OURENSE, Spain — I write these lines in Galicia, in the northwest of Spain, near Láncara, the tiny town where Fidel Castro's father, Angel Castro Argiz, was born on December 5, 1875.
The patriarch of the Castro clan was a rural peasant scourged by poverty who emigrated to Cuba in the midst of war. It was not an act of courage but of economic necessity: another citizen paid him to take his place on the Spanish side in the Cuban fight for independence.
Spain lost that war and lost Cuba. But according to Carlos Márquez Sterling in his Historia de Cuba, Angel Castro was in the unit that killed Cuban independence leader Antonio Maceo, known as The Bronze Titan.
After the war, Angel Castro decided to stay on the island to escape the poverty of his homeland. He bought farms. He became an illustrious landowner. And he stood out for the violence of his business practices, including the exploitation of agricultural workers he imported from Haiti. It’s as if he was taking revenge on those as poor as he once had been—a paradoxical attitude passed on to his sons.
Today in Láncara, Fidel Castro’s aged cousin Victoria López Castro, now in an old folks’ home, remembers him with affection and says the Cuban commander sent money and gifts to his Spanish relatives. Another neighbor in the town remembers him as "a generous man," recalling Castro's last visit to his father's home village.
It was in 1992, invited by the late Manuel Fraga, formerly a minister in the government of Generalissimo Francisco Franco and subsequently the founder of the ruling Partido Popular.
Castro had the opportunity to visit the house where his father was born and was presented with all kinds of entertainment and abundant food from the neighborhood. Fraga, the ex-fascist and Castro the communist, appeared to be best friends forever. Sometimes extremes attract like the opposite poles of a magnet.
And it is true that Fidel sent money to his poor friends and relatives in distant Láncara— as true as the fact he did not do the same with the poor Cubans, whom he kept in poverty, deprived not only of money but of expectations.
Fidel promised Cuba patria o muerte, "homeland or death." The Cubans threw the dice of the revolution and "homeland" came up, but on the second throw there was “death.”

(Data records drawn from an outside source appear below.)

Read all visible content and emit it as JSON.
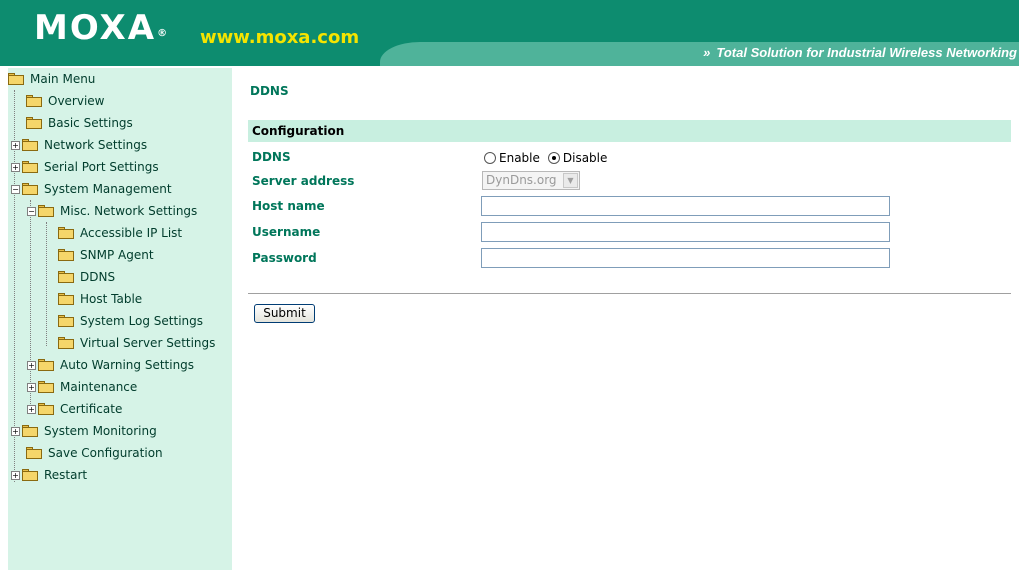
{
  "header": {
    "logo_text": "MOXA",
    "logo_reg": "®",
    "site_url": "www.moxa.com",
    "tagline_icon": "»",
    "tagline": "Total Solution for Industrial Wireless Networking"
  },
  "sidebar": {
    "items": [
      {
        "label": "Main Menu",
        "icon": "open-folder-icon"
      },
      {
        "label": "Overview",
        "icon": "folder-icon"
      },
      {
        "label": "Basic Settings",
        "icon": "folder-icon"
      },
      {
        "label": "Network Settings",
        "icon": "folder-icon",
        "expander": "+"
      },
      {
        "label": "Serial Port Settings",
        "icon": "folder-icon",
        "expander": "+"
      },
      {
        "label": "System Management",
        "icon": "open-folder-icon",
        "expander": "−"
      },
      {
        "label": "Misc. Network Settings",
        "icon": "open-folder-icon",
        "expander": "−"
      },
      {
        "label": "Accessible IP List",
        "icon": "folder-icon"
      },
      {
        "label": "SNMP Agent",
        "icon": "folder-icon"
      },
      {
        "label": "DDNS",
        "icon": "folder-icon"
      },
      {
        "label": "Host Table",
        "icon": "folder-icon"
      },
      {
        "label": "System Log Settings",
        "icon": "folder-icon"
      },
      {
        "label": "Virtual Server Settings",
        "icon": "folder-icon"
      },
      {
        "label": "Auto Warning Settings",
        "icon": "folder-icon",
        "expander": "+"
      },
      {
        "label": "Maintenance",
        "icon": "folder-icon",
        "expander": "+"
      },
      {
        "label": "Certificate",
        "icon": "folder-icon",
        "expander": "+"
      },
      {
        "label": "System Monitoring",
        "icon": "folder-icon",
        "expander": "+"
      },
      {
        "label": "Save Configuration",
        "icon": "folder-icon"
      },
      {
        "label": "Restart",
        "icon": "folder-icon",
        "expander": "+"
      }
    ]
  },
  "main": {
    "title": "DDNS",
    "section_title": "Configuration",
    "fields": {
      "ddns_label": "DDNS",
      "enable_label": "Enable",
      "disable_label": "Disable",
      "selected": "Disable",
      "server_label": "Server address",
      "server_value": "DynDns.org",
      "host_label": "Host name",
      "host_value": "",
      "username_label": "Username",
      "username_value": "",
      "password_label": "Password",
      "password_value": ""
    },
    "submit_label": "Submit"
  },
  "colors": {
    "brand_green": "#0d8c6f",
    "url_yellow": "#f5e400",
    "sidebar_bg": "#d6f3e7",
    "label_green": "#00765a",
    "section_bg": "#c8efe0"
  }
}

It’s estimated that the revolutionary courts killed more than 6,000 Cubans. The political persecution forced 20 percent of the population into exile, and the repression against opponents was as brutal as it was constant. Fidel pursued entrepreneurs, homosexuals, politicians, religious people, guys with long hair, and other groups deemed unpardonable for the most unsuspected reasons.
Analysts still debate whether the blockade of Cuba was a better or worse way to address the problems caused by the revolution, but the truth is that Castrismo has always been able to win out over the policies directed at it from abroad, whether international isolation or the cordial embrace of the Obama administration. And while Castrismo won, the people always lost.
Several Spanish colleagues have traveled to the island over the years to photograph "Cuba As You’ve Never Seen It,” and mostly they’ve come back with the same pictures. The Castros typically receive Spanish officials from the left—and not only from the left—and let them circulate ostensibly without restrictions. They know how to direct them to the Cuba they want to see, hiding all the misery. And above all, they pay the women. Yes. But about that there is only one condition: silence. “Whores and Silence”: Maybe that should be the title of a book about Castro dictatorship.
Naturally, any profile of the revolution would be incomplete if it did not take into account some positive parts of Fidel’s legacy, from literacy to medical care, and even some willingness of late to talk about openness and freedom with Pope Francis at one moment and Obama the next.
But when it comes to the bottom line for those of us who want above all for liberty and democracy to thrive in Cuba, Castrismo has been a cancer.
Fidel Castro was an egomaniac, cunning and incredibly resilient, and we can’t even celebrate properly his demise, because he has left his regime so tied up that the enemies of the revolution continue having to live in Miami.
Night falls in Láncara and the mayor, a Socialist, meditates about how best to pay homage to Fidel Castro. Sorry to say it’s a sincere desire, a payment for the favors received from this distant godfather of this tiny village. But such is the business of the revolution. Castro, in addition to everything else, became a millionaire; maybe that’s a talent that came with his paternal DNA. Much of the world also pays homage.
Much of the world is also paying homage, and I can understand that. There is nostalgia abroad for a revolution that was supposed to be beautiful and romantic, even if the Cubans didn’t see it that way.
What will not be so easy to explain to our children some day is why the only world leader who has reminded us of the victims of Castrismo with the vehemence the subject merits is a guy named Trump. Something is wrong.
But here’s what we need to keep our eye on. Cuba post-Castro should not be seen as a problem of left or right, or even of good versus evil. The problem is one of freedom.